Parenting tip

Currently I'm reading a fascinating book called Influence by Robert B Cialdini, Ph.D that outlines the psychology behind many effective sales technique.

There's an interesting passage offering advice for parents on how to best ensure a child follows instruction that draws on research by Jonathan Freedman. This recommends that threats of punishment for not following orders are less effective than engaging the child in a process of assuming a sense of personal responsibility.

Suppose a couple wants to impress upon their daughter that lying is wrong. A strong, clear threat ("It's bad to lie, honey; so if I catch you at it, I'll cut your tongue out") might well be effective when the parents are present or when the girl thinks she can be discovered. But it will not achieve the larger goal of convincing her that she does not want to lie because she thinks it's wrong. To do that, a much subtler approach is required.
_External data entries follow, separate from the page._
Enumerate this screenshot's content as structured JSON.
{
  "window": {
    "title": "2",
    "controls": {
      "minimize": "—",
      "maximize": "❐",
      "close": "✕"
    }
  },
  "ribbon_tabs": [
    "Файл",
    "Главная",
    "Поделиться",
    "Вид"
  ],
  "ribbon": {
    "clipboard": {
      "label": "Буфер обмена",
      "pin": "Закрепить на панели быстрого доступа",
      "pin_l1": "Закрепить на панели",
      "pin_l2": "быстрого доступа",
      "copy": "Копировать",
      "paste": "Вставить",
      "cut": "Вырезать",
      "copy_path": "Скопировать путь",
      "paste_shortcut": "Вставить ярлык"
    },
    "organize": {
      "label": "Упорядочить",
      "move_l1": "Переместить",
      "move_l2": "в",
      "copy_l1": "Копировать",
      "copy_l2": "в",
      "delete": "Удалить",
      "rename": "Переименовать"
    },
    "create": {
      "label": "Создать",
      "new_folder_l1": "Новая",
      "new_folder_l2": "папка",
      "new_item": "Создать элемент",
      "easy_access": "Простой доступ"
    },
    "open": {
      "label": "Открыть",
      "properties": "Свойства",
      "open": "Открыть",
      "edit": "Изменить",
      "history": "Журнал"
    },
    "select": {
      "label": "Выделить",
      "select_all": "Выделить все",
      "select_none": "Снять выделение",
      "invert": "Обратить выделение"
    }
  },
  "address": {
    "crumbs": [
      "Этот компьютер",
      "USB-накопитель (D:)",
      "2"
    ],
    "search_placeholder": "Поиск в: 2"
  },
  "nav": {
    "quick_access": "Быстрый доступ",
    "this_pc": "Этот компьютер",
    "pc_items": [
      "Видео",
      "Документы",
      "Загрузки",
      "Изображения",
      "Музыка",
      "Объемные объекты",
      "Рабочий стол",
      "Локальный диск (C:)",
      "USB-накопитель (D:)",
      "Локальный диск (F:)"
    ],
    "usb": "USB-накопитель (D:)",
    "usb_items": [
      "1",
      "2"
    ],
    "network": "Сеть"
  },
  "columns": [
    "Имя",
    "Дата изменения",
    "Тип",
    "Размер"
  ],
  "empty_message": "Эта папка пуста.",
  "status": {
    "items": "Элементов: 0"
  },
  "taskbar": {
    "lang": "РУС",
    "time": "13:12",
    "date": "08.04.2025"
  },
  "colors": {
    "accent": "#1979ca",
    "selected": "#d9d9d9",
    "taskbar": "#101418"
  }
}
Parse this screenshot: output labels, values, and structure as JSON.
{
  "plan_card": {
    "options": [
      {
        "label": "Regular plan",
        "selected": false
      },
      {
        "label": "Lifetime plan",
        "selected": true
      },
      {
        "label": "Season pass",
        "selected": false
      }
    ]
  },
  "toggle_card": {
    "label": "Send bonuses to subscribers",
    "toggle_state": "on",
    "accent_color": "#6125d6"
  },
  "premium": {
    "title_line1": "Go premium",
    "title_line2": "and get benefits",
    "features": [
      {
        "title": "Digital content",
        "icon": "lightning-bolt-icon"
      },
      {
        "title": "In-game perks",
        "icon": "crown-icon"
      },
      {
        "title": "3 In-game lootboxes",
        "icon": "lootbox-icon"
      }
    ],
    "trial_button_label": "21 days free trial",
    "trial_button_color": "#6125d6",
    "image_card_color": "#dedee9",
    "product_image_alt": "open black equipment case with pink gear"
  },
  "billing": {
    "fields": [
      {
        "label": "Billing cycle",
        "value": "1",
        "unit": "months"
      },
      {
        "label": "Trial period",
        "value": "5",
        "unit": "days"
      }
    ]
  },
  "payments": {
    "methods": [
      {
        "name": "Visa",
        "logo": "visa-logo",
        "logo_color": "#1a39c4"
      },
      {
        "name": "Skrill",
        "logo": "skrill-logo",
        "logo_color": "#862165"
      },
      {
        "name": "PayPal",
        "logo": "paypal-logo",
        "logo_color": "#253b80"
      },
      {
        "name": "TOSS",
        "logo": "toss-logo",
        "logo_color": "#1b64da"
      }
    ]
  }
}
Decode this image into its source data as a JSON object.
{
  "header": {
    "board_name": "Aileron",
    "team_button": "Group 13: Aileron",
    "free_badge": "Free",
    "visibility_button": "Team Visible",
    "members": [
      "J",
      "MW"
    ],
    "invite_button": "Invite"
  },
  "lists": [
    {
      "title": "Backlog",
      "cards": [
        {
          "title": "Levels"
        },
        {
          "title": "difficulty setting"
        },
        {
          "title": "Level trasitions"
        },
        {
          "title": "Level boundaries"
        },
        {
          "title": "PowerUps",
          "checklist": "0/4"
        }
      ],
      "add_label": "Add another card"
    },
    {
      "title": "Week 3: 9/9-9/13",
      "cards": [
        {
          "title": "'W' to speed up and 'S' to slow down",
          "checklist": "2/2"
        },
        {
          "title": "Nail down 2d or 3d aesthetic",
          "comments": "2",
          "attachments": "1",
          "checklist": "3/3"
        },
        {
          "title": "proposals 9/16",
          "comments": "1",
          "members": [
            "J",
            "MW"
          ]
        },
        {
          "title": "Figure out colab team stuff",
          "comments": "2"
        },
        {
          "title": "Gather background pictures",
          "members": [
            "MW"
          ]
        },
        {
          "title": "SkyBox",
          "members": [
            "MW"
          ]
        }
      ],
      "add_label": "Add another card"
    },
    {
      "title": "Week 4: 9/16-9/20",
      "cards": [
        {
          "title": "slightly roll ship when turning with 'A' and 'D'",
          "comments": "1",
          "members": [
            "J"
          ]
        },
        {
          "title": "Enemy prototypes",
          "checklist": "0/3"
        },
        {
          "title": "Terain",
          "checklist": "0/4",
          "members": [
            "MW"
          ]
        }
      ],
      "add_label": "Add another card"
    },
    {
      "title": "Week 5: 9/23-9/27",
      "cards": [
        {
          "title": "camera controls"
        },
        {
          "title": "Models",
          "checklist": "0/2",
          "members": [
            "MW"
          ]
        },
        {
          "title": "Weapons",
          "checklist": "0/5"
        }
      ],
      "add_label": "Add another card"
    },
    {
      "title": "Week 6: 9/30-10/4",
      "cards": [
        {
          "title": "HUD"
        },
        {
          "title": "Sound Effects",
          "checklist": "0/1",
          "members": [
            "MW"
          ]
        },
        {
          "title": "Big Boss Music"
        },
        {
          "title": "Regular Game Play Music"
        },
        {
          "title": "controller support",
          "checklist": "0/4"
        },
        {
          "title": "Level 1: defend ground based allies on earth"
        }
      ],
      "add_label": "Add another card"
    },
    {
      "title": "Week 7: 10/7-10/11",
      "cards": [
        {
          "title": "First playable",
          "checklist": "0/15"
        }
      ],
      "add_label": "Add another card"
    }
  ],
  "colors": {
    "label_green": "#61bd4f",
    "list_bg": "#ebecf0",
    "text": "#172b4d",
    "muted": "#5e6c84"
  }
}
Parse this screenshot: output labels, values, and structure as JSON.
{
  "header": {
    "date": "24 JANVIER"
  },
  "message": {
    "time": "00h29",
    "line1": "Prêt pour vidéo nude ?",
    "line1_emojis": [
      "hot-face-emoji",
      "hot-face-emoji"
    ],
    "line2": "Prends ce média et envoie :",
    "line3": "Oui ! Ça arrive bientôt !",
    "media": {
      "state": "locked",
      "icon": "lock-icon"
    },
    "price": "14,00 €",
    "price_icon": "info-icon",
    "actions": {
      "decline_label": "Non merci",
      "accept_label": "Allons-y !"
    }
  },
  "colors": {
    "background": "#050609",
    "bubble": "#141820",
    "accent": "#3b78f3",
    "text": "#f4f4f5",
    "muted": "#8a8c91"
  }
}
A reason must be given that is just strong enough to get her to be truthful most of the time but is not so strong that she sees it as the obvious reason for her truthfulness. It's a tricky business, because exactly what this barely sufficient reason will be changes from child to child.

For one little girl, a simple appeal may be enough ("It's bad to lie, honey; so I hope you won't do it"), for another child, it may be necessary to add a somewhat stronger reason ("...because if you do, I'll be disappointed in you"); for a third child, a mild form of warning me be required as well ("...and I'll probably have to do something I don't want to do").

Wise parents will know which kind of reason will work on their own children. The important thing is to use a reason that will initially produce the desired behaviour and will, at the same time, allow a child to take personal responsibility for that behaviour.

Thus, the less detectable outside pressure such a reason contains, the better. Selecting just the right reason is not an easy task for parents. But the effort should pay off. It is likely to mean the difference between short-lived compliance and long-term commitment.